= SUPPLIED RECORDS =

··········

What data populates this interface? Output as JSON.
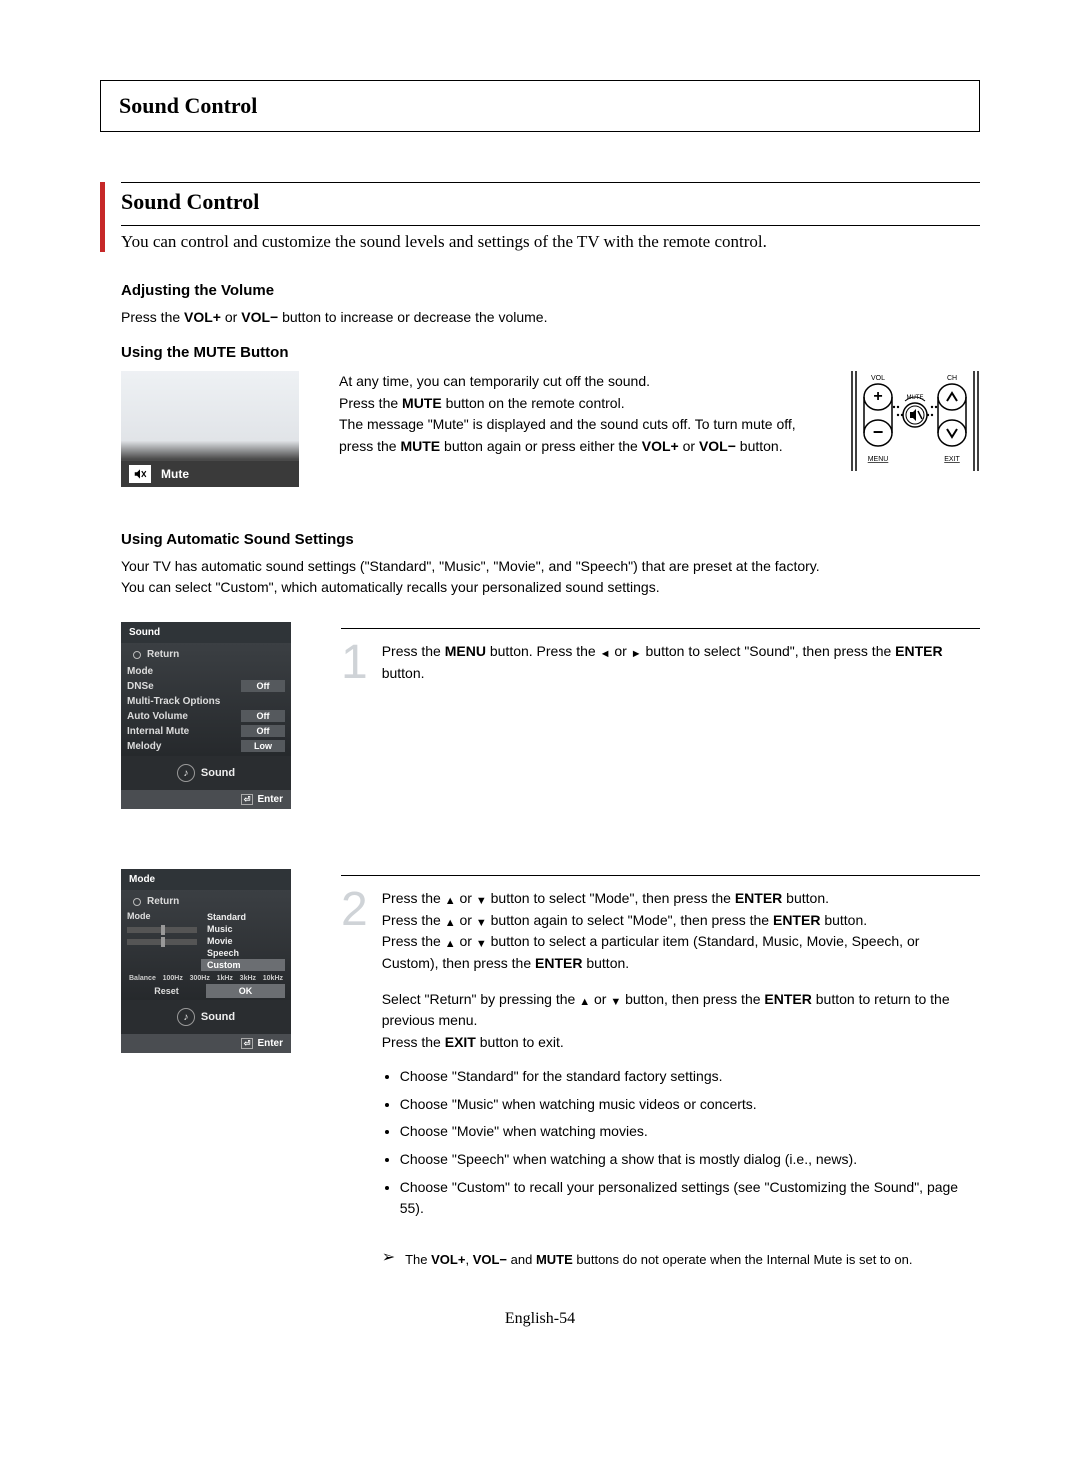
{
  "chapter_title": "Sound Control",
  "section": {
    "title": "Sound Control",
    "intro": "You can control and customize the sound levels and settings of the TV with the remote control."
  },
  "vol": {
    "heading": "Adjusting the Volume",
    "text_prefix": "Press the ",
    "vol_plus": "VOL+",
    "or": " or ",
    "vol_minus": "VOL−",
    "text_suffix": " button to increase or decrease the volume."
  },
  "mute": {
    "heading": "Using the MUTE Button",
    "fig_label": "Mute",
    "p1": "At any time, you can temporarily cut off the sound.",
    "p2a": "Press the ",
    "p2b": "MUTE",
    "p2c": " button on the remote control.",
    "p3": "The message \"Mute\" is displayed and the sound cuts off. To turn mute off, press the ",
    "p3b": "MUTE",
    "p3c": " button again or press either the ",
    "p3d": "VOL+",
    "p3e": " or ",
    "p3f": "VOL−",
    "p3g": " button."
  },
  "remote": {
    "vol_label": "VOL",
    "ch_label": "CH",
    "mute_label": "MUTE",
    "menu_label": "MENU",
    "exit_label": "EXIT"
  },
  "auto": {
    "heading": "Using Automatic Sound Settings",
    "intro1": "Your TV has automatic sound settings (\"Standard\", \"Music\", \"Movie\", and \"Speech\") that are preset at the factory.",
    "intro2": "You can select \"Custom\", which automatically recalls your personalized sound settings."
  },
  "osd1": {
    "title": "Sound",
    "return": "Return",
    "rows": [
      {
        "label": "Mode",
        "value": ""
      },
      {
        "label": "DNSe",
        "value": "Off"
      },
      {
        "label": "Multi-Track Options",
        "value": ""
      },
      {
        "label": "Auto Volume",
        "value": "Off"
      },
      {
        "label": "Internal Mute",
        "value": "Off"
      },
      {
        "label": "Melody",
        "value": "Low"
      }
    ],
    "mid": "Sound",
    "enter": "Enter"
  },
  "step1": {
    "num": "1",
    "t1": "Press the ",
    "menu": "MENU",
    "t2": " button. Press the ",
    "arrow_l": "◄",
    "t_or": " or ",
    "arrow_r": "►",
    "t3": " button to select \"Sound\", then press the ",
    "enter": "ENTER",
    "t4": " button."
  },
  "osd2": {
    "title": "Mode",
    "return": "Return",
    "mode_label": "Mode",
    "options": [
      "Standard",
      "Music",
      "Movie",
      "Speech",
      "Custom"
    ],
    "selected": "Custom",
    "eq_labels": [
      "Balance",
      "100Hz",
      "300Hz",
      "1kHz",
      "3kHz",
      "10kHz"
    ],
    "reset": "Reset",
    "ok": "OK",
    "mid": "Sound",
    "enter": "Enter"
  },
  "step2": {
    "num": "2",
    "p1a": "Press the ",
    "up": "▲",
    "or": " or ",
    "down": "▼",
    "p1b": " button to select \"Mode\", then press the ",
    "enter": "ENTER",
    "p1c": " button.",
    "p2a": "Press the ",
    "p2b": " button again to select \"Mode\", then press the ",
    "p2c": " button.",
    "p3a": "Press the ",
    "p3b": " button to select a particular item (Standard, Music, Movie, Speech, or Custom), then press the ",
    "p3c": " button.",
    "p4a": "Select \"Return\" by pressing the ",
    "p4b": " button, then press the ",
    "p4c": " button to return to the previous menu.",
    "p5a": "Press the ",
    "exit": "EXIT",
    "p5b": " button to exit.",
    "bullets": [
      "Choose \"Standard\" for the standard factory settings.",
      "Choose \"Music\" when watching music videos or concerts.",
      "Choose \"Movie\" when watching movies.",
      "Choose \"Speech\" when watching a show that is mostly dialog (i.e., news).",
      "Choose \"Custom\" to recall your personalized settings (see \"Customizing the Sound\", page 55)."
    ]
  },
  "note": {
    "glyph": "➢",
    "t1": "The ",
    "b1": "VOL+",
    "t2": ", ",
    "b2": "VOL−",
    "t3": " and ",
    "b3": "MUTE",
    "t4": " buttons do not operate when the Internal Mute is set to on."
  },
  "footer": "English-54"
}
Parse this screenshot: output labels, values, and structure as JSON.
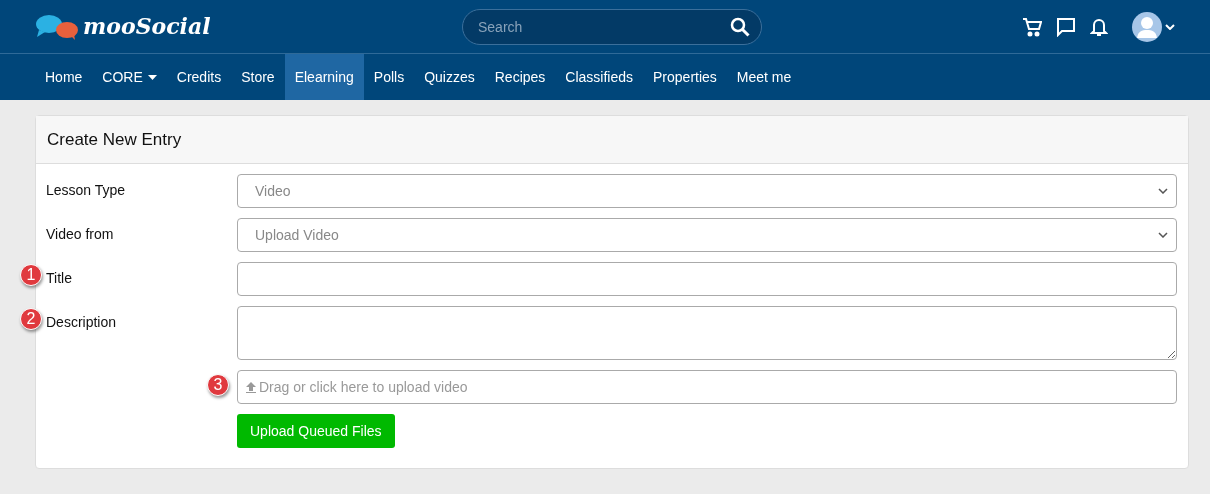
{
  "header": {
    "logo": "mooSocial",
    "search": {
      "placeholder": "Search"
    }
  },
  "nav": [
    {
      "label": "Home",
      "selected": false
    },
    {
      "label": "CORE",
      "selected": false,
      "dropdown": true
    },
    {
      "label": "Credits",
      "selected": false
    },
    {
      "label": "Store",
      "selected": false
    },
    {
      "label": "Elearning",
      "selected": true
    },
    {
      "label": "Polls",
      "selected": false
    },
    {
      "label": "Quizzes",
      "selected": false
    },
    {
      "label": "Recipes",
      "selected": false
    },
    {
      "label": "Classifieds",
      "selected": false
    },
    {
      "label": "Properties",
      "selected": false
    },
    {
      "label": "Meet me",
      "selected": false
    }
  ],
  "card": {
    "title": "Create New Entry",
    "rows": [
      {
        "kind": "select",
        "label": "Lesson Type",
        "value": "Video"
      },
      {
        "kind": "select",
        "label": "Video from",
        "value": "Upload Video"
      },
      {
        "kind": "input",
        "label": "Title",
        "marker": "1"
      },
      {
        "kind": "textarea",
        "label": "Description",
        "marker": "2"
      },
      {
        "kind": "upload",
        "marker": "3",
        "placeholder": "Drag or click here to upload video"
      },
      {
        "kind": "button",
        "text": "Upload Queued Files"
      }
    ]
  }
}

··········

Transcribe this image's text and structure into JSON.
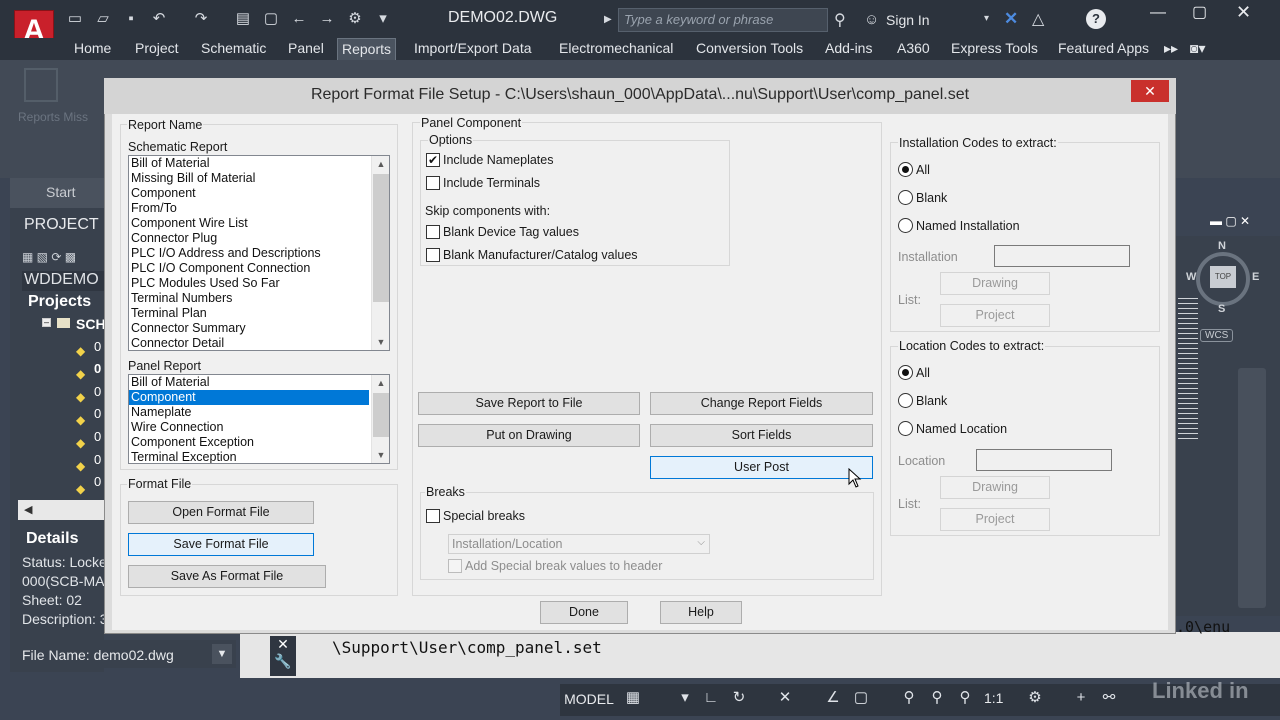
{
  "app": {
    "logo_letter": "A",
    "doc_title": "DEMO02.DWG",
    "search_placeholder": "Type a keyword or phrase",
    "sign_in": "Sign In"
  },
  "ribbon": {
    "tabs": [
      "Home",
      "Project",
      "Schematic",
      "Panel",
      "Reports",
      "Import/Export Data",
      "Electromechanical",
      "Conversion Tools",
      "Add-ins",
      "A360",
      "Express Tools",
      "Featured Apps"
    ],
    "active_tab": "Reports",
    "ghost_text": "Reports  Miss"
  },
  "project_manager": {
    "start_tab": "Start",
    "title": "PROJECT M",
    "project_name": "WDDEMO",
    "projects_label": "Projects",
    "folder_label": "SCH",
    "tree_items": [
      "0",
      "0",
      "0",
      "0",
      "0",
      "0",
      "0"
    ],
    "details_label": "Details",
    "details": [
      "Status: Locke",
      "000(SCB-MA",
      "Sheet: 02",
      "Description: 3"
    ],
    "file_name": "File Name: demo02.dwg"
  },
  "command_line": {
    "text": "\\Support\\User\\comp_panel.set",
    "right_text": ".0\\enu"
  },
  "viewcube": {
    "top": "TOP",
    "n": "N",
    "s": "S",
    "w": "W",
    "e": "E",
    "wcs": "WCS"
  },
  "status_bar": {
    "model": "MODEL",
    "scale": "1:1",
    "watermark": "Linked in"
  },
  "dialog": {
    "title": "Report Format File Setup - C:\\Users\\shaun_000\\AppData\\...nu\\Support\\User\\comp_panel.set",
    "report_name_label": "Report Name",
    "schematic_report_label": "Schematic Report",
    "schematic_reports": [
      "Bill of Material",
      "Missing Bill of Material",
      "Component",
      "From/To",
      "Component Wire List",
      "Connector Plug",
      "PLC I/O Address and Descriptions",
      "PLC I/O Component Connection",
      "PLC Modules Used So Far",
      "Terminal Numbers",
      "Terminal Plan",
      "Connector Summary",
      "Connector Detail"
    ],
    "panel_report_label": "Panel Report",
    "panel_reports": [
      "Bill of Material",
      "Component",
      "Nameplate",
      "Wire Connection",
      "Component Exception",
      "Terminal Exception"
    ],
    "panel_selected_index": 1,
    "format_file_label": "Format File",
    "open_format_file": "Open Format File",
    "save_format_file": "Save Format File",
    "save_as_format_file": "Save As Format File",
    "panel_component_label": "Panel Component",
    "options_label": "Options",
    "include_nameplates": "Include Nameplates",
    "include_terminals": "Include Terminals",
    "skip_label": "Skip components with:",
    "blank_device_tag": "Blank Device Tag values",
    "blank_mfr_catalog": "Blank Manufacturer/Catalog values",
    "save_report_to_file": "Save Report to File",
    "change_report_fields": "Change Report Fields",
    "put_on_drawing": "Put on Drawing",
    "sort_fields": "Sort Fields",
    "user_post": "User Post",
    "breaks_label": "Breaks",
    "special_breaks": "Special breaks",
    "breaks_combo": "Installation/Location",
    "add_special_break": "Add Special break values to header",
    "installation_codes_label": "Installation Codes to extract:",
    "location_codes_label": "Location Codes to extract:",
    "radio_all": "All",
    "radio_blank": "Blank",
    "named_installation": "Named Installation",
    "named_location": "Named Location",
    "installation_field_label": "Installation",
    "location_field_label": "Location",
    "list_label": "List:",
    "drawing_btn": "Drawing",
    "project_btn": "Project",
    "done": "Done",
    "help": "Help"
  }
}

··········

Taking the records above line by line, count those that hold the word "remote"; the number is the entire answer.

3